In short, identity theft protection is anything that helps you become aware of someone using your personal information. Paid and free services are responsive measures, providing you with the tools to identify and respond to identity theft. Many of the proactive measures you can take against identity theft are completely free.
The best way to think of identity theft protection is like insurance. It covers you, monetarily and otherwise, in the event your identity is stolen. It’s not a foolproof system, though. You can reduce your chances of identity theft, but there isn’t a magic tool that can protect you full-stop.
Do I Need Identity Theft Protection?
Identity theft protection, in most cases, is worth it. Although there are plenty of steps you can take on your own, fraud resolution and insurance should be purchased. There are free options that provide a glimpse at that. However, if you’re looking to protect your identity, paying for a service if your best bet.
As mentioned, you can monitor your credit, bank account and even the dark web on your own for free. It’s not easy, though. Insurance and fraud resolution are big aspects of identity theft protection. However, the importance of having a centralized location for your monitoring can’t be understated.
Overall, identity theft protection is something that you shouldn’t need, but you’ll be glad it’s there if you do. We recommend finding a service that can easily fit in your budget, as the goal is to continue paying without having your identity stolen.
If you’re trying to save money, the best route for identity theft protection is doing it yourself. However, we like ProtectMyID “essentials” for AAA members, and Credit Sesame isn’t bad, either. That said, they’re not as comprehensive as paid services and can put your personal information at risk of data mining.
How are you protecting your identity?

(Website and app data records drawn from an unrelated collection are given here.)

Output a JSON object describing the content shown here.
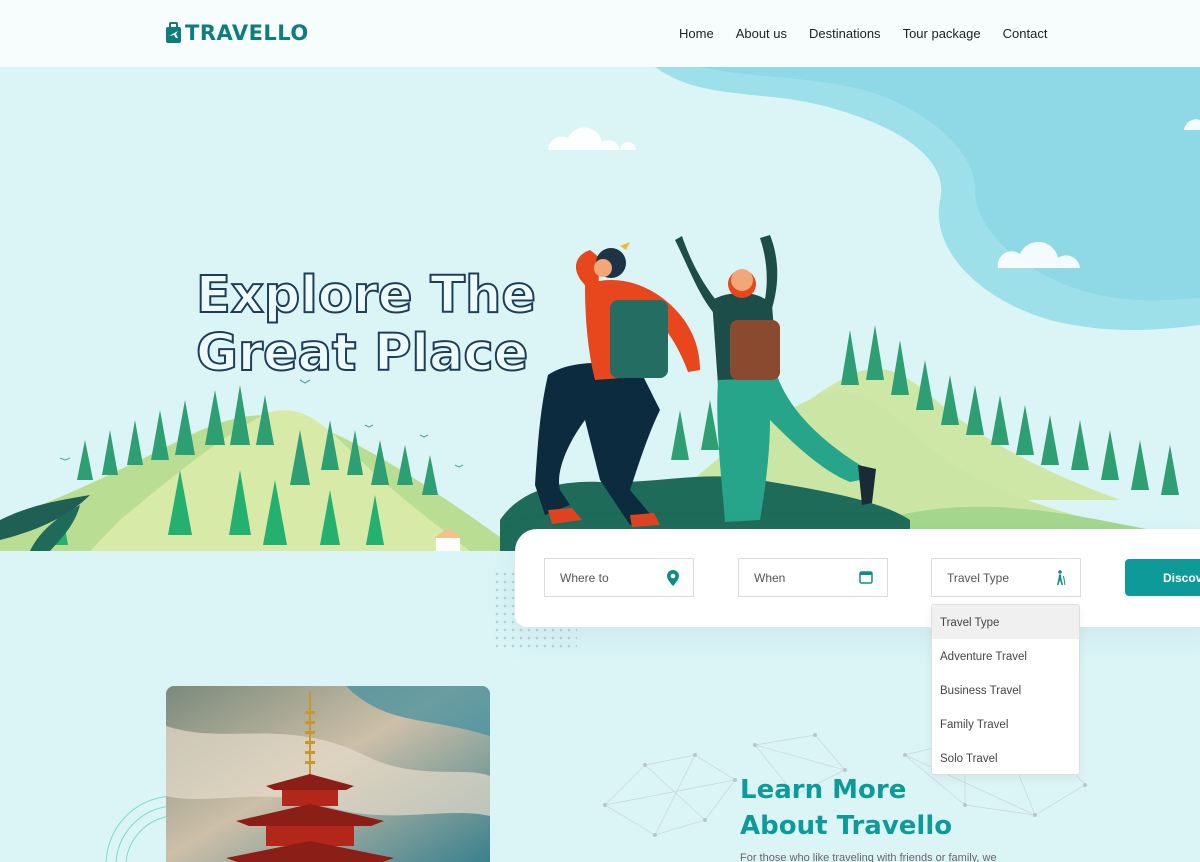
{
  "brand": {
    "name": "TRAVELLO",
    "color": "#0f7c7d",
    "accent": "#0f9a9a"
  },
  "nav": [
    {
      "label": "Home"
    },
    {
      "label": "About us"
    },
    {
      "label": "Destinations"
    },
    {
      "label": "Tour package"
    },
    {
      "label": "Contact"
    }
  ],
  "hero": {
    "headline_line1": "Explore The",
    "headline_line2": "Great Place"
  },
  "search": {
    "where_label": "Where to",
    "where_icon": "map-pin-icon",
    "when_label": "When",
    "when_icon": "calendar-icon",
    "type_label": "Travel Type",
    "type_icon": "hiker-icon",
    "button_label": "Discover"
  },
  "travel_type_options": [
    {
      "label": "Travel Type",
      "selected": true
    },
    {
      "label": "Adventure Travel"
    },
    {
      "label": "Business Travel"
    },
    {
      "label": "Family Travel"
    },
    {
      "label": "Solo Travel"
    }
  ],
  "about": {
    "title_line1": "Learn More",
    "title_line2": "About Travello",
    "text": "For those who like traveling with friends or family, we"
  }
}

Are you going with a free option or a paid one? Let us know in the comments below and, as always, thanks for reading.